Information given>
------------------------------------------------

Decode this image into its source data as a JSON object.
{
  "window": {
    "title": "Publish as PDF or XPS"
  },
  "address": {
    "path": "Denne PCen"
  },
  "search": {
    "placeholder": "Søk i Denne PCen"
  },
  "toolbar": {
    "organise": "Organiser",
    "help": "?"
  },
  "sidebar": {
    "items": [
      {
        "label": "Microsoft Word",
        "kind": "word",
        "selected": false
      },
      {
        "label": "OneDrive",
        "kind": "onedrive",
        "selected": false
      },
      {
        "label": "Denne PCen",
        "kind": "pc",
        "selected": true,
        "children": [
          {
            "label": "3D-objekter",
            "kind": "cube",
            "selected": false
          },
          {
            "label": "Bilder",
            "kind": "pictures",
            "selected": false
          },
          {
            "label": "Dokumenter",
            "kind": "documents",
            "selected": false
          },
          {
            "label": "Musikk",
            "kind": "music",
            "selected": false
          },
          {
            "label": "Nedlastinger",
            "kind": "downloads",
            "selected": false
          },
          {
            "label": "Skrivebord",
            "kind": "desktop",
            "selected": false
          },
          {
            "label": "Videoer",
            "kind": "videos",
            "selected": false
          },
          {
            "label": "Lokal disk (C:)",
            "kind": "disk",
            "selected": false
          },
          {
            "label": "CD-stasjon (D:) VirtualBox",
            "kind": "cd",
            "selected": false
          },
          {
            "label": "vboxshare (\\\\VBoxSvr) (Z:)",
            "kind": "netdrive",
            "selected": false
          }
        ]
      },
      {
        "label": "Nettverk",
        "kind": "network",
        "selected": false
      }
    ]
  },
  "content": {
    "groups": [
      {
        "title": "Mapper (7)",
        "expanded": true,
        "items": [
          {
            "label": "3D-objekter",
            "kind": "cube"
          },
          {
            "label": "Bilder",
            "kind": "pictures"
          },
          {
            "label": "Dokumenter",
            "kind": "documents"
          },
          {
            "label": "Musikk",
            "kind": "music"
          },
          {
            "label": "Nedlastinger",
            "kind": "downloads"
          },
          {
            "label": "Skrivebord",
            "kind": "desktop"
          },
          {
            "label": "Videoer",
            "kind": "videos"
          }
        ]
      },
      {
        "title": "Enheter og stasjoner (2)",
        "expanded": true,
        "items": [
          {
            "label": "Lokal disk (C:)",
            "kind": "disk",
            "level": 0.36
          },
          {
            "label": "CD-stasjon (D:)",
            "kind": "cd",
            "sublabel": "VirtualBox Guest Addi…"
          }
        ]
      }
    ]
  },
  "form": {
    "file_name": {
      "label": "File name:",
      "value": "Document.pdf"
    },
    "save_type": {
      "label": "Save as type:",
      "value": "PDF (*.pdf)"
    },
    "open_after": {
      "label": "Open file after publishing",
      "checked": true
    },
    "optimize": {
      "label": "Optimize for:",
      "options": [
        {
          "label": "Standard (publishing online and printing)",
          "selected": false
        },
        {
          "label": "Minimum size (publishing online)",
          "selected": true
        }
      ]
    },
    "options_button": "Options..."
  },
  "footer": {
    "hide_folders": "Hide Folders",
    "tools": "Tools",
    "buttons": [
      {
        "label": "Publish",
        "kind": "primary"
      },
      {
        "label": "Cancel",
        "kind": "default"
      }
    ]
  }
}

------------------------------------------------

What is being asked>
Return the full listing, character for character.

Answer>
Decode this image into its source data as a JSON object.
{
  "window": {
    "title": "Publish as PDF or XPS"
  },
  "address": {
    "path": "Denne PCen"
  },
  "search": {
    "placeholder": "Søk i Denne PCen"
  },
  "toolbar": {
    "organise": "Organiser",
    "help": "?"
  },
  "sidebar": {
    "items": [
      {
        "label": "Microsoft Word",
        "kind": "word",
        "selected": false
      },
      {
        "label": "OneDrive",
        "kind": "onedrive",
        "selected": false
      },
      {
        "label": "Denne PCen",
        "kind": "pc",
        "selected": true,
        "children": [
          {
            "label": "3D-objekter",
            "kind": "cube",
            "selected": false
          },
          {
            "label": "Bilder",
            "kind": "pictures",
            "selected": false
          },
          {
            "label": "Dokumenter",
            "kind": "documents",
            "selected": false
          },
          {
            "label": "Musikk",
            "kind": "music",
            "selected": false
          },
          {
            "label": "Nedlastinger",
            "kind": "downloads",
            "selected": false
          },
          {
            "label": "Skrivebord",
            "kind": "desktop",
            "selected": false
          },
          {
            "label": "Videoer",
            "kind": "videos",
            "selected": false
          },
          {
            "label": "Lokal disk (C:)",
            "kind": "disk",
            "selected": false
          },
          {
            "label": "CD-stasjon (D:) VirtualBox",
            "kind": "cd",
            "selected": false
          },
          {
            "label": "vboxshare (\\\\VBoxSvr) (Z:)",
            "kind": "netdrive",
            "selected": false
          }
        ]
      },
      {
        "label": "Nettverk",
        "kind": "network",
        "selected": false
      }
    ]
  },
  "content": {
    "groups": [
      {
        "title": "Mapper (7)",
        "expanded": true,
        "items": [
          {
            "label": "3D-objekter",
            "kind": "cube"
          },
          {
            "label": "Bilder",
            "kind": "pictures"
          },
          {
            "label": "Dokumenter",
            "kind": "documents"
          },
          {
            "label": "Musikk",
            "kind": "music"
          },
          {
            "label": "Nedlastinger",
            "kind": "downloads"
          },
          {
            "label": "Skrivebord",
            "kind": "desktop"
          },
          {
            "label": "Videoer",
            "kind": "videos"
          }
        ]
      },
      {
        "title": "Enheter og stasjoner (2)",
        "expanded": true,
        "items": [
          {
            "label": "Lokal disk (C:)",
            "kind": "disk",
            "level": 0.36
          },
          {
            "label": "CD-stasjon (D:)",
            "kind": "cd",
            "sublabel": "VirtualBox Guest Addi…"
          }
        ]
      }
    ]
  },
  "form": {
    "file_name": {
      "label": "File name:",
      "value": "Document.pdf"
    },
    "save_type": {
      "label": "Save as type:",
      "value": "PDF (*.pdf)"
    },
    "open_after": {
      "label": "Open file after publishing",
      "checked": true
    },
    "optimize": {
      "label": "Optimize for:",
      "options": [
        {
          "label": "Standard (publishing online and printing)",
          "selected": false
        },
        {
          "label": "Minimum size (publishing online)",
          "selected": true
        }
      ]
    },
    "options_button": "Options..."
  },
  "footer": {
    "hide_folders": "Hide Folders",
    "tools": "Tools",
    "buttons": [
      {
        "label": "Publish",
        "kind": "primary"
      },
      {
        "label": "Cancel",
        "kind": "default"
      }
    ]
  }
}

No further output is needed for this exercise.